WHAT THIS TASK INVOLVES:
The answer must be every line of the records below that contains the word "Default".

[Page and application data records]
____________________

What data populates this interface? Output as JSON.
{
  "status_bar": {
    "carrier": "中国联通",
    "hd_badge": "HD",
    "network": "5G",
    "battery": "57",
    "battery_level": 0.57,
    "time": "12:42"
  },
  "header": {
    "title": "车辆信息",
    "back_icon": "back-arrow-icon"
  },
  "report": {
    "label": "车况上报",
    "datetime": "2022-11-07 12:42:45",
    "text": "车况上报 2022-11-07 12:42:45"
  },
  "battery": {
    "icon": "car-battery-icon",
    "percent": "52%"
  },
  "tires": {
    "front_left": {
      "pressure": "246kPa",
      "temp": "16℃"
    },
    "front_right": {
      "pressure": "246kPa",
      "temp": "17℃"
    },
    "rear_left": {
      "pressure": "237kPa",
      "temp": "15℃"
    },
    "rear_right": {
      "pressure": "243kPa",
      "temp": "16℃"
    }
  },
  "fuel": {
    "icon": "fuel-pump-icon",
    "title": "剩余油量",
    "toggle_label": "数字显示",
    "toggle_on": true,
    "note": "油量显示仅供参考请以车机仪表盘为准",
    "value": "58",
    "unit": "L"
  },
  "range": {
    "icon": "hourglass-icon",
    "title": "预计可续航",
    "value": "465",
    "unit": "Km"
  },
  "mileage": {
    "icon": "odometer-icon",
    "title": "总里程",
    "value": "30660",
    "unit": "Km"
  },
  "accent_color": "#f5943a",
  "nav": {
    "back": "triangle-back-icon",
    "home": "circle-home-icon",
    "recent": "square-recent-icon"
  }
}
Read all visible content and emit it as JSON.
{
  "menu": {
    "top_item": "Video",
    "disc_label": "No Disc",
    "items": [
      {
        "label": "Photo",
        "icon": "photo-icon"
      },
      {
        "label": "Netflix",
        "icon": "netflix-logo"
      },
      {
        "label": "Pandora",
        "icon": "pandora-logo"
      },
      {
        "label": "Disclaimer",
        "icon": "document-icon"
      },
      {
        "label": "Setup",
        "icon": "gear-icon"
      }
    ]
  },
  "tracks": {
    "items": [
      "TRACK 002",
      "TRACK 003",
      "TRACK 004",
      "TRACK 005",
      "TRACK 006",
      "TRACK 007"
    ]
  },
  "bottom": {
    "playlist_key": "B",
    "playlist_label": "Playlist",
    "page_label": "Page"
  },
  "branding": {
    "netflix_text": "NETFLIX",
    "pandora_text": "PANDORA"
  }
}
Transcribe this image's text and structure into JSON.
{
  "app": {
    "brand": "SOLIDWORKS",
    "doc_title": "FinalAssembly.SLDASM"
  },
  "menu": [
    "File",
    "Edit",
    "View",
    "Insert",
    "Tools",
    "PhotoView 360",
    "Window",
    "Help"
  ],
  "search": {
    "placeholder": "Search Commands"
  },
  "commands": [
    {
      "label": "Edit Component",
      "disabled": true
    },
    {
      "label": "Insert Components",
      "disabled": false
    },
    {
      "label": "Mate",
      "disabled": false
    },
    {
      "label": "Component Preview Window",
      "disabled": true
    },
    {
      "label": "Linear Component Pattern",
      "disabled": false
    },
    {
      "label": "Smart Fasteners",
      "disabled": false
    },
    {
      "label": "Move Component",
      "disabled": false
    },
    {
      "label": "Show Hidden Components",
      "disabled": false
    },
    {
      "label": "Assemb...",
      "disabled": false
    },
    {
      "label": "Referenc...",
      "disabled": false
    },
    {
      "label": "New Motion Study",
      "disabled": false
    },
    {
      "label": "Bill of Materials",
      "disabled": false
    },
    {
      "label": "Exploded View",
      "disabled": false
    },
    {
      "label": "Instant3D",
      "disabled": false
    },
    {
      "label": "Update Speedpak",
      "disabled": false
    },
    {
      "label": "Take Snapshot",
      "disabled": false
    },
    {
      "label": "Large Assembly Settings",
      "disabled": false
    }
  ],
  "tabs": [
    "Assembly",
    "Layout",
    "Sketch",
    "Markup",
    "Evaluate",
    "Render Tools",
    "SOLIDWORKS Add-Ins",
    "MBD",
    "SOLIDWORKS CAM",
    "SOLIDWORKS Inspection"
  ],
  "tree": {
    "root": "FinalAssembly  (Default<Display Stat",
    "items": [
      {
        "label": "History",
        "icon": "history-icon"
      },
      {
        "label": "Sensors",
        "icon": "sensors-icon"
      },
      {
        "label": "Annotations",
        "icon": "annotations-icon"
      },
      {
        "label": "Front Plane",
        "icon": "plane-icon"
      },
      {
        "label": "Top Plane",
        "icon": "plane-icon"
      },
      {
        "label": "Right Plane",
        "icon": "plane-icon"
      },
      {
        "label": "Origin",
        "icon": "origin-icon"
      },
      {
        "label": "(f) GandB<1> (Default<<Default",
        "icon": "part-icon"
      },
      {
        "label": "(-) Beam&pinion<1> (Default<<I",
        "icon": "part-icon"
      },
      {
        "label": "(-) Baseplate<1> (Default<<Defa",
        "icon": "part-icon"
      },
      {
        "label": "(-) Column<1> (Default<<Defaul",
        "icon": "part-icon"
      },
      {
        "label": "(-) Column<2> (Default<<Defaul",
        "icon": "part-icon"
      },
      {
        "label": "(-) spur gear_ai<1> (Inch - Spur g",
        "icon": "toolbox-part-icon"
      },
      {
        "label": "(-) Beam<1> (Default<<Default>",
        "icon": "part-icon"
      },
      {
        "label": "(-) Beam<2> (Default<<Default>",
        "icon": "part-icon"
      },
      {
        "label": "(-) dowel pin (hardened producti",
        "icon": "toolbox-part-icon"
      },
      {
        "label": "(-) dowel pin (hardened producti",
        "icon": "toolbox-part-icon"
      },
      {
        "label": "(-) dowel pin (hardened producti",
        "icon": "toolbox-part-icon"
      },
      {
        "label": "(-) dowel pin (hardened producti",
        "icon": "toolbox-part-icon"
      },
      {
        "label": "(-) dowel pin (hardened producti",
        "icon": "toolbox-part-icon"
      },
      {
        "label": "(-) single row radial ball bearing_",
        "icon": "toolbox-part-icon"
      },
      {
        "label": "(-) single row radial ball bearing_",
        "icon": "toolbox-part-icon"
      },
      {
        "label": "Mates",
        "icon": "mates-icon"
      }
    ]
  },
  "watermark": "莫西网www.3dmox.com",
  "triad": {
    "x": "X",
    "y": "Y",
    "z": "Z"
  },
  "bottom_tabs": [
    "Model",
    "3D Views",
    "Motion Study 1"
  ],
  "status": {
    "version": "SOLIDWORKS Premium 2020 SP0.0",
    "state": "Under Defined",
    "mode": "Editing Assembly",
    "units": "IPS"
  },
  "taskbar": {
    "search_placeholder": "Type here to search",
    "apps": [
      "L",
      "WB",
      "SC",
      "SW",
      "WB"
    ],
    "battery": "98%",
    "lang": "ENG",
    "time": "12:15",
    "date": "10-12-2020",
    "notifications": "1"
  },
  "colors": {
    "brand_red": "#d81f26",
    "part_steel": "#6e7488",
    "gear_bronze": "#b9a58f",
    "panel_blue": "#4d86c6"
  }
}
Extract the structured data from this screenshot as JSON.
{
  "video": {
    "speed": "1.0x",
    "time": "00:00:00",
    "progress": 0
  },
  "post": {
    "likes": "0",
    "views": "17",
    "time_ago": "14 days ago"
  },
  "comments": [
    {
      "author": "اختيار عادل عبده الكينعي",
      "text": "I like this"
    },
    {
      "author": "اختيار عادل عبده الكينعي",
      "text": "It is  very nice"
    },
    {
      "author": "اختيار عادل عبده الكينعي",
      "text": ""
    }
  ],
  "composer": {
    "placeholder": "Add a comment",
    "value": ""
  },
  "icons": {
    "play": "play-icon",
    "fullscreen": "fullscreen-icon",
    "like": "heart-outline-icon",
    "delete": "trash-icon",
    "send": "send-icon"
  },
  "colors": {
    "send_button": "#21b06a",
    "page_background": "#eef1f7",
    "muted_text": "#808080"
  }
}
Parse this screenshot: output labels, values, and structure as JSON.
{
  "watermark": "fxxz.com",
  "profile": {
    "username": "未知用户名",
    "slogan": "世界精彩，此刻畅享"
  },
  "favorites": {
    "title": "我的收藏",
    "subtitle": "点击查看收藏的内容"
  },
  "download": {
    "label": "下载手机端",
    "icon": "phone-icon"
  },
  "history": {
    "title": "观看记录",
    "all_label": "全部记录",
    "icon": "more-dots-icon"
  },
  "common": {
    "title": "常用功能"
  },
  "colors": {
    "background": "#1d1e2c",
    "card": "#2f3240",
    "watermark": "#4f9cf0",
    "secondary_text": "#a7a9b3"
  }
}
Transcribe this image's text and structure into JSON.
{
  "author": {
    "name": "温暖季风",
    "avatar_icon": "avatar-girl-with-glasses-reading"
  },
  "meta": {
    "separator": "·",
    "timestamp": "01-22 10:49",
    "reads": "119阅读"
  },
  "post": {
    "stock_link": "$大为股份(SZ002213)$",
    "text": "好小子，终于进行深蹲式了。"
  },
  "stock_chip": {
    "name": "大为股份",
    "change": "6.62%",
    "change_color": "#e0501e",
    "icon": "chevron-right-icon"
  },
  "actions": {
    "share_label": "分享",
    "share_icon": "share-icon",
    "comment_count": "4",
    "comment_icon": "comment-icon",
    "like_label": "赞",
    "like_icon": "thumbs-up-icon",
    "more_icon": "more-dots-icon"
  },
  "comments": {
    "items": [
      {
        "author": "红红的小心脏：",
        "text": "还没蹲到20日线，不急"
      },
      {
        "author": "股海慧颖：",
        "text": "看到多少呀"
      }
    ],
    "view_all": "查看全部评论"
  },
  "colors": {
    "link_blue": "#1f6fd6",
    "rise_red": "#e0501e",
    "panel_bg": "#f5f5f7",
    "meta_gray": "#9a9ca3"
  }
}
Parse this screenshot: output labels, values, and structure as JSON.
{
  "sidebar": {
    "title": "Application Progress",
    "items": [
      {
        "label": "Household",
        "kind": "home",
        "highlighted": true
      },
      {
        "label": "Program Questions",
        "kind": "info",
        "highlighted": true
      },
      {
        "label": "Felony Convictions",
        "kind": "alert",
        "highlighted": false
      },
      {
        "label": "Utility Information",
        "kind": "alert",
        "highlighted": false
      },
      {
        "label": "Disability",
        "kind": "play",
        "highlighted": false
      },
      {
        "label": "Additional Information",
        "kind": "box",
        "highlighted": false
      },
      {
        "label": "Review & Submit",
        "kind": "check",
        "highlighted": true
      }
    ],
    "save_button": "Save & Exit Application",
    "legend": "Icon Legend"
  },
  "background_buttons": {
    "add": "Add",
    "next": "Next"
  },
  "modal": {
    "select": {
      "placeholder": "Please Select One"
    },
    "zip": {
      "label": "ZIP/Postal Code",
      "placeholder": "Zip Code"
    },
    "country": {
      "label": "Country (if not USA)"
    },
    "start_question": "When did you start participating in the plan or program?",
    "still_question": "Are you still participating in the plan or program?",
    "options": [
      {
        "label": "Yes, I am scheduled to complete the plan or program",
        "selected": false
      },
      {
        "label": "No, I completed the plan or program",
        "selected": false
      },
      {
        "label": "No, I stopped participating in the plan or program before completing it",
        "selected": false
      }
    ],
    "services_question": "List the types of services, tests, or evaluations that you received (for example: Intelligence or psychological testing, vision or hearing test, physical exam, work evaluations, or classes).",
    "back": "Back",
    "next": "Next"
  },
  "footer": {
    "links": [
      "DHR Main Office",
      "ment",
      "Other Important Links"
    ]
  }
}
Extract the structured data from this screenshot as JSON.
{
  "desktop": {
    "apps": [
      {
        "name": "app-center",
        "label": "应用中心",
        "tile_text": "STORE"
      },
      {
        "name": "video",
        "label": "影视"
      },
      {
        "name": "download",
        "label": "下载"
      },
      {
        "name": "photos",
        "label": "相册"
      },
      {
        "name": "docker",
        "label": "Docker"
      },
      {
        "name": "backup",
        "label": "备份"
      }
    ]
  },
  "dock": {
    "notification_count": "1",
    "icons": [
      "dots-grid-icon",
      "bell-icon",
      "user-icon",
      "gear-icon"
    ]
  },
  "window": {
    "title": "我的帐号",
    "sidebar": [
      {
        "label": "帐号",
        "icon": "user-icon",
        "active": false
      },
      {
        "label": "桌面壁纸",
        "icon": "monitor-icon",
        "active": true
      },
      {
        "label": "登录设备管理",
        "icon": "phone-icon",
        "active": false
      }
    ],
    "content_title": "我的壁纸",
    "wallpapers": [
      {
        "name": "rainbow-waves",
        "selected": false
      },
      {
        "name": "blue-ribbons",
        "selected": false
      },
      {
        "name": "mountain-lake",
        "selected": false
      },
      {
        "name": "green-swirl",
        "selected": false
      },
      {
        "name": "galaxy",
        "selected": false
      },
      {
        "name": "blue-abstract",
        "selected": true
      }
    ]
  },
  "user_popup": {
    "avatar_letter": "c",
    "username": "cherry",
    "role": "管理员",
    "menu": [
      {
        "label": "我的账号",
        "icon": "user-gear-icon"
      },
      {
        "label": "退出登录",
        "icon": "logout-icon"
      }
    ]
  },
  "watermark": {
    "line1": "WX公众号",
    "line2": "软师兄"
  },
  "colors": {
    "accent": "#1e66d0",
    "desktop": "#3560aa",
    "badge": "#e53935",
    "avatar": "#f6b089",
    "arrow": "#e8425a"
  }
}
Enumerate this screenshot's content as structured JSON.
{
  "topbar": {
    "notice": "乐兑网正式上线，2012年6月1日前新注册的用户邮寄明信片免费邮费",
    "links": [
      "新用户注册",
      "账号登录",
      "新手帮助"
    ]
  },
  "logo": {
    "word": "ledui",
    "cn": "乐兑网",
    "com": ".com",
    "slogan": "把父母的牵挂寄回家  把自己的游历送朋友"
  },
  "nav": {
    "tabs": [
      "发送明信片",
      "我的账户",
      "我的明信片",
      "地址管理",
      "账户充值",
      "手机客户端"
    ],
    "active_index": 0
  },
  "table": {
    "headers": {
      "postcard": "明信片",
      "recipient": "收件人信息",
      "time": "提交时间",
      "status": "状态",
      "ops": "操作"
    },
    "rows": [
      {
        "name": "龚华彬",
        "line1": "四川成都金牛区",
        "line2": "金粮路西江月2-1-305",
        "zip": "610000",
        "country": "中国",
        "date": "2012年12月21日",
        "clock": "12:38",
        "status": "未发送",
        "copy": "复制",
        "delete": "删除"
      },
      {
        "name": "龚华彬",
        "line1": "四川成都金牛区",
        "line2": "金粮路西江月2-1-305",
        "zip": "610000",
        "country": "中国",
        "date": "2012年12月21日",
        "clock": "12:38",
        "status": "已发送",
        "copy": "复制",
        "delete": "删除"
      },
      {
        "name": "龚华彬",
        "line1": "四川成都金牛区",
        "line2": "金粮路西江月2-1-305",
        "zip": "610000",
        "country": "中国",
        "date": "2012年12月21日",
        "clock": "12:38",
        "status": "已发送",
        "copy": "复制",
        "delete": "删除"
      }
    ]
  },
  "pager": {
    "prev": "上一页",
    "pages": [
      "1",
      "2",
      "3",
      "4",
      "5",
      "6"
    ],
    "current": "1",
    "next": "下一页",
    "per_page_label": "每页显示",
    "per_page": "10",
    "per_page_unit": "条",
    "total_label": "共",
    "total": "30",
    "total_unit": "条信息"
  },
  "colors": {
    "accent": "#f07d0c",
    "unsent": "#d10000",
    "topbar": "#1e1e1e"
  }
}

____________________

RESULT OF THIS TASK:
    "root": "FinalAssembly  (Default<Display Stat",
        "label": "(f) GandB<1> (Default<<Default",
        "label": "(-) Beam&pinion<1> (Default<<I",
        "label": "(-) Baseplate<1> (Default<<Defa",
        "label": "(-) Column<1> (Default<<Defaul",
        "label": "(-) Column<2> (Default<<Defaul",
        "label": "(-) Beam<1> (Default<<Default>",
        "label": "(-) Beam<2> (Default<<Default>",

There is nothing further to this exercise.